(Data for analysis Opens)
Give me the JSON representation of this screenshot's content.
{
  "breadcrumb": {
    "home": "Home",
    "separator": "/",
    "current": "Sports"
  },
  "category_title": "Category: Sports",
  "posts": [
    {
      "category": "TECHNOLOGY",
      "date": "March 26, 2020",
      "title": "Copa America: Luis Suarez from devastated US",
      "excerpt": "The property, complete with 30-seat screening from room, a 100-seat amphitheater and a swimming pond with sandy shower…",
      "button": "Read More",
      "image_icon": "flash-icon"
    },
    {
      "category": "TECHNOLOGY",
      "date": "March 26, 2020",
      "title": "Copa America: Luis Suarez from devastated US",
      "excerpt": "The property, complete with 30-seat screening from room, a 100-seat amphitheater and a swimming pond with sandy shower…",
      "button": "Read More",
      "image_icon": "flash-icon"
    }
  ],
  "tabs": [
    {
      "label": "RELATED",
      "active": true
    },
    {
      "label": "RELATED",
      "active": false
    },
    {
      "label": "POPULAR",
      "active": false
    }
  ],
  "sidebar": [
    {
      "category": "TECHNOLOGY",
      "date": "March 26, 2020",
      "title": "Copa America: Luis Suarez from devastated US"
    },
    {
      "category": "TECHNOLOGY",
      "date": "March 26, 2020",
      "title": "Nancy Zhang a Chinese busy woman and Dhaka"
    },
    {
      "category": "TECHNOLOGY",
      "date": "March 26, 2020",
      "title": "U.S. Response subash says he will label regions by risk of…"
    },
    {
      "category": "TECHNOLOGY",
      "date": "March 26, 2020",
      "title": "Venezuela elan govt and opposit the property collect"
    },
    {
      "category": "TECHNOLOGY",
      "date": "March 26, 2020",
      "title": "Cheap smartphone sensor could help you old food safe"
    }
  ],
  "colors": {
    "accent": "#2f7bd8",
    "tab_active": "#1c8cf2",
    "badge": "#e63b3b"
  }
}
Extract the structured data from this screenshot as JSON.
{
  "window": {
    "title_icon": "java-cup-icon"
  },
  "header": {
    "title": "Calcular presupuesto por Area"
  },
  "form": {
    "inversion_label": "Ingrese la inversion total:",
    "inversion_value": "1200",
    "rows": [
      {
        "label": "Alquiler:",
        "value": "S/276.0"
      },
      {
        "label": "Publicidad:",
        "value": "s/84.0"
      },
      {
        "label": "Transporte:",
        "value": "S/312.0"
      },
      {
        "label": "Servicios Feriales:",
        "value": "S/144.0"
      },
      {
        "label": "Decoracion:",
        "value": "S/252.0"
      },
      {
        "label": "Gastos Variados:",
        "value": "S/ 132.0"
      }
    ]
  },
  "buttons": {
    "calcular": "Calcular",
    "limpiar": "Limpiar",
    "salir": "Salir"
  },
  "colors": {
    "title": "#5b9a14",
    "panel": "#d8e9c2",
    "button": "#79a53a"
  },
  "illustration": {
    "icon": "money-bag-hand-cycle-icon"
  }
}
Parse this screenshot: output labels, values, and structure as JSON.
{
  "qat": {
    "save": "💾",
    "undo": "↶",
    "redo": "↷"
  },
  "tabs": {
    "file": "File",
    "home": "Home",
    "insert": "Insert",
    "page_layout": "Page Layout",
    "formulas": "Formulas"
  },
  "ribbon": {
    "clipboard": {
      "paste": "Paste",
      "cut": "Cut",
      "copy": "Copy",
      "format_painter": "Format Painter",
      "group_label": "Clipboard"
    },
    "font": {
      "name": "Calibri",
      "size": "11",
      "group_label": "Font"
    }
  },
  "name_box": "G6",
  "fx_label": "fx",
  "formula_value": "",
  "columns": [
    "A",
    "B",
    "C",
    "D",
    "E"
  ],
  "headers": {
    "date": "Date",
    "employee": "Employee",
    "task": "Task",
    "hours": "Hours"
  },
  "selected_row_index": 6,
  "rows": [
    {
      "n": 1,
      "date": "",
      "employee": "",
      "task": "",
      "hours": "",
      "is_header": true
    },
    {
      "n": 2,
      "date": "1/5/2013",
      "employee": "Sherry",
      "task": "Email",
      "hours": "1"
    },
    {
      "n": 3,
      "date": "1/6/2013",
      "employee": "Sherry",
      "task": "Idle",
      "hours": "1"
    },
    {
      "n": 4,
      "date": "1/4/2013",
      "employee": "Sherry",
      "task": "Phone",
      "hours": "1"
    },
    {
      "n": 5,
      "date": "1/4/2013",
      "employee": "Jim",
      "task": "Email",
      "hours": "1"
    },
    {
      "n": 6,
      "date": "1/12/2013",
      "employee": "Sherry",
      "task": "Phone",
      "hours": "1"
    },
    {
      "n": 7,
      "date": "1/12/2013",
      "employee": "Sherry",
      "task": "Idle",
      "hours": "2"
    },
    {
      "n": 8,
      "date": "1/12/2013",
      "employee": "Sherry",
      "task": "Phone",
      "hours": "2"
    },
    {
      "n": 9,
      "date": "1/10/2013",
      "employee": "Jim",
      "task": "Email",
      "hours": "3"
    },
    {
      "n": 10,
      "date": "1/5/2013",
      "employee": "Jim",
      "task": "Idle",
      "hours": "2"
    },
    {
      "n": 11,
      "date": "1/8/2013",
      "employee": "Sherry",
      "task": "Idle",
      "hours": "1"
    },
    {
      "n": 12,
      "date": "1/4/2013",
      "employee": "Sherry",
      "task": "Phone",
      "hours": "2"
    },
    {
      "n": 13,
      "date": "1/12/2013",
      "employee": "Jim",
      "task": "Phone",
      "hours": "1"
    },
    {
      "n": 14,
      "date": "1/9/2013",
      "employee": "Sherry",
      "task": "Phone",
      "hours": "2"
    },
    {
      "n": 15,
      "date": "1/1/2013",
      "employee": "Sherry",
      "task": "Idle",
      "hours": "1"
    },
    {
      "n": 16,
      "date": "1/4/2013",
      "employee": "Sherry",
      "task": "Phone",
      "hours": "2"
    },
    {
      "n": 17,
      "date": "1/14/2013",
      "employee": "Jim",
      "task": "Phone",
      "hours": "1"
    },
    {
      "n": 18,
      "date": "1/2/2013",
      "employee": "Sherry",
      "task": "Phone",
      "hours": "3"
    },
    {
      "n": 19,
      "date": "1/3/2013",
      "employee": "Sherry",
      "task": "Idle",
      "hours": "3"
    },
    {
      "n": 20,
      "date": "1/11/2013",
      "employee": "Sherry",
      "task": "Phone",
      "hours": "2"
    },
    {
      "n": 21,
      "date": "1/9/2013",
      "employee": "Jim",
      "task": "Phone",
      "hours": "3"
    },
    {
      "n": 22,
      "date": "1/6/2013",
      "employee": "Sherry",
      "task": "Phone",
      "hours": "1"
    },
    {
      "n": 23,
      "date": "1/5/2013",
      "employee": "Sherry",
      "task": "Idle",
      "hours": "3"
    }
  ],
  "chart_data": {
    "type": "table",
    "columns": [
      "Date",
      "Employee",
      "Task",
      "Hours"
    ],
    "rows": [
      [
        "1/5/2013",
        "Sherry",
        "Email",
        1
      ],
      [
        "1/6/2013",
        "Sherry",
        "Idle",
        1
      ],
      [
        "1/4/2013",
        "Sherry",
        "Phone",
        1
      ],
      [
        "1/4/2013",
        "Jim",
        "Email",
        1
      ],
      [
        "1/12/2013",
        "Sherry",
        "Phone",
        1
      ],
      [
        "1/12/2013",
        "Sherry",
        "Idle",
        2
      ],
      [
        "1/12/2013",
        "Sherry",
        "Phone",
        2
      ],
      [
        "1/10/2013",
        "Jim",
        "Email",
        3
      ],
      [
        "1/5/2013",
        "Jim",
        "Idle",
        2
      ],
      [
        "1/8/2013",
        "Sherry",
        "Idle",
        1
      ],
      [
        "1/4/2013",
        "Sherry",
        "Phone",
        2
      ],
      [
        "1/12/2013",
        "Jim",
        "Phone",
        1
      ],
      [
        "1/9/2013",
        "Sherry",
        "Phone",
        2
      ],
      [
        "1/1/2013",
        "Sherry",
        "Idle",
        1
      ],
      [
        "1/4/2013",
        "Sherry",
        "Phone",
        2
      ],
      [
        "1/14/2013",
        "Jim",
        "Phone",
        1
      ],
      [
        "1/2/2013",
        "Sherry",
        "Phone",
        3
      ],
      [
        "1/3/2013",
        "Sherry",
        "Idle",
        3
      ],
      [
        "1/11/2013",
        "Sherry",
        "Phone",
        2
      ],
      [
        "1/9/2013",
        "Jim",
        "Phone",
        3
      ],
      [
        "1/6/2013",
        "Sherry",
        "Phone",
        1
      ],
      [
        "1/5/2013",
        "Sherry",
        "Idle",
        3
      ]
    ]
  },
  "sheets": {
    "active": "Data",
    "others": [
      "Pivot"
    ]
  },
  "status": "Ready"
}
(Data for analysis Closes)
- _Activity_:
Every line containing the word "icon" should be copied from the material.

- _Reply_:
      "image_icon": "flash-icon"
      "image_icon": "flash-icon"
    "title_icon": "java-cup-icon"
    "icon": "money-bag-hand-cycle-icon"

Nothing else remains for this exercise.